:: TASK BRIEF ::
Write the records below out again exactly as given, with no images.

:: MATERIAL FOR THE TASK ::
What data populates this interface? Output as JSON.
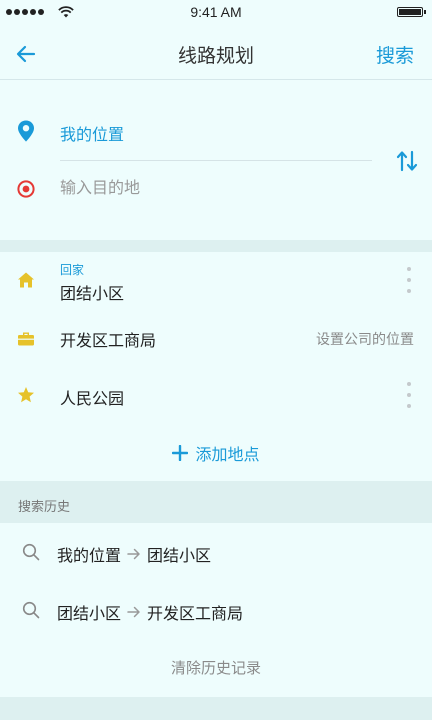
{
  "status_bar": {
    "time": "9:41 AM"
  },
  "nav": {
    "title": "线路规划",
    "search_label": "搜索"
  },
  "route": {
    "origin": "我的位置",
    "destination_placeholder": "输入目的地",
    "destination_value": ""
  },
  "places": {
    "home": {
      "tag": "回家",
      "name": "团结小区"
    },
    "work": {
      "name": "开发区工商局",
      "hint": "设置公司的位置"
    },
    "favorite": {
      "name": "人民公园"
    },
    "add_label": "添加地点"
  },
  "history": {
    "header": "搜索历史",
    "items": [
      {
        "from": "我的位置",
        "to": "团结小区"
      },
      {
        "from": "团结小区",
        "to": "开发区工商局"
      }
    ],
    "clear_label": "清除历史记录"
  },
  "colors": {
    "accent": "#1a9ad8",
    "home_icon": "#e6c22a",
    "work_icon": "#e6c22a",
    "favorite_icon": "#e6c22a",
    "destination_icon": "#e53935",
    "background": "#eefdfd",
    "band": "#ddf0f0"
  },
  "icons": {
    "back": "arrow-left-icon",
    "origin": "location-pin-icon",
    "destination": "target-icon",
    "swap": "swap-vertical-icon",
    "home": "home-icon",
    "work": "briefcase-icon",
    "favorite": "star-icon",
    "add": "plus-icon",
    "history": "search-icon",
    "more": "more-vertical-icon"
  }
}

:: RESPONSE ::
What data populates this interface? Output as JSON.
{
  "status_bar": {
    "time": "9:41 AM"
  },
  "nav": {
    "title": "线路规划",
    "search_label": "搜索"
  },
  "route": {
    "origin": "我的位置",
    "destination_placeholder": "输入目的地",
    "destination_value": ""
  },
  "places": {
    "home": {
      "tag": "回家",
      "name": "团结小区"
    },
    "work": {
      "name": "开发区工商局",
      "hint": "设置公司的位置"
    },
    "favorite": {
      "name": "人民公园"
    },
    "add_label": "添加地点"
  },
  "history": {
    "header": "搜索历史",
    "items": [
      {
        "from": "我的位置",
        "to": "团结小区"
      },
      {
        "from": "团结小区",
        "to": "开发区工商局"
      }
    ],
    "clear_label": "清除历史记录"
  },
  "colors": {
    "accent": "#1a9ad8",
    "home_icon": "#e6c22a",
    "work_icon": "#e6c22a",
    "favorite_icon": "#e6c22a",
    "destination_icon": "#e53935",
    "background": "#eefdfd",
    "band": "#ddf0f0"
  },
  "icons": {
    "back": "arrow-left-icon",
    "origin": "location-pin-icon",
    "destination": "target-icon",
    "swap": "swap-vertical-icon",
    "home": "home-icon",
    "work": "briefcase-icon",
    "favorite": "star-icon",
    "add": "plus-icon",
    "history": "search-icon",
    "more": "more-vertical-icon"
  }
}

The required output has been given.